Steve Kerr and the Warriors were unsure if they wanted to visit the White House after winning the championship, as is tradition. The team was expected to meet and discuss their plans at the start of training camp, however, Donald Trump made that decision for them when he rescinded their invitation to the White House invitation, via a tweet, in response to comments made by Stephen Curry. The Warriors weren't surprised they received that type of response from Trump.
The Knicks knew they were going to lose Carmelo Anthony at some point this offseason. He had made it clear that he wasn't going to be returning to the team and demanded a trade. New York, meanwhile, just wanted to move on from this whole mess. One of the teams he was willing to go via trade was the Cavaliers. According to Cleveland.com, when the Knicks called the Cavs they asked for a huge return -- Tristan Thompson or one of their first-round draft picks.
Charles Barkley, who was born and played college basketball in Alabama, was not pleased by the response to Donald Trump's speech in his home state. With Trump criticizing players kneeling during the national anthem, and rescinding a White House invitation to the Warriors, many athletes have come out and spoken against his words. Barkley went on NFL Today on CBS to share his feelings on everything and he wasn't happy.
Muck Rack makes it simple to find people, tweets, or articles that mention any name, keyword, company, hashtag etc. We've compiled this guide to help you make the most of your search.
Selecting a term
Start searching tweets, articles from media outlets, articles mentioned in tweets, journalists'
names, titles and bios with some suggested searches:
Companies or Topics (e.g. iPhone, Microsoft)
Phrases (e.g. "cloud computing") — use quotes to keep the terms together
Twitter handles (e.g. @username) — returns those who have mentioned or replied to
Names (e.g. "David Pogue")
Hashtags (e.g. #sxsw, #london2012)
Bio details (e.g. vegan, Olympics, father)
Muck Rack's Advanced Search allows for many boolean operators.
Find results that mention multiple specified terms, use AND or
+. For example, ensure each result contains both Elon Musk and Mark Zuckerberg by
searching Obama AND Romney or Obama + Romney.
Use the operators OR or , to broaden your search when you'd like either of
multiple terms to appear in results. (This is the default behavior of our search when no operators
are used.) For example, search for democrat OR republican to find results that refer to
Democrats and/or Republicans.
Use NOT or - to subtract results from your search. For
example, searching Disney will yield results about the Walt Disney Company as well as Walt Disney
World Resort. To exclude mentions of Disney World, search for Disney -World or Disney
When using one of these operators with a phrase, enclose it in quotation marks. For example, you can
find results about smartphones excluding Apple's iPhone 4S by searching smartphone -"iPhone
Exact case matching or punctuation
If you're searching for a brand name or keyword that relies on specific punctuation marks or capitalization, you can
find results that match your exact query by adding matchcase: before the keyword you're searching for, like matchcase:E*TRADE .
Use parentheses to separate multiple
boolean phrases.

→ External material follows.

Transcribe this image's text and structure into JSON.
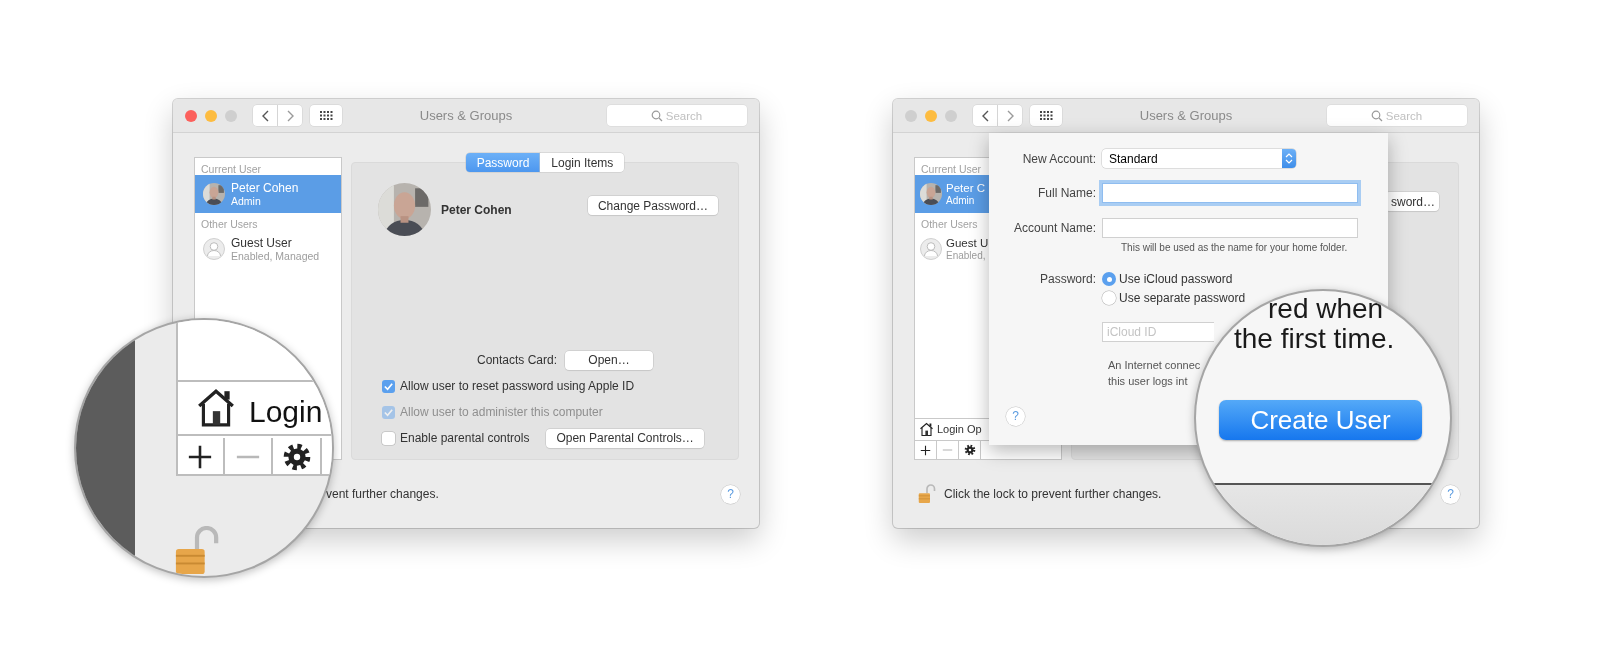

For example, to find journalists talking about having fun in Disney World or
Disneyland, search for ("disney world" OR disneyland) AND fun.
An asterisk can be used to search for any variation of a root word truncated by the asterisk. For example, searching for admin* will return results for administrator, administration, administer, administered, etc.
A near operator is an AND operator where you can control the distance between the words. You can vary the distance the near operation uses by adding a forward slash and number (between 0-99) such as strawberries NEAR/10 "whipped cream", which means the strawberries must exist within 10 words of "whipped cream".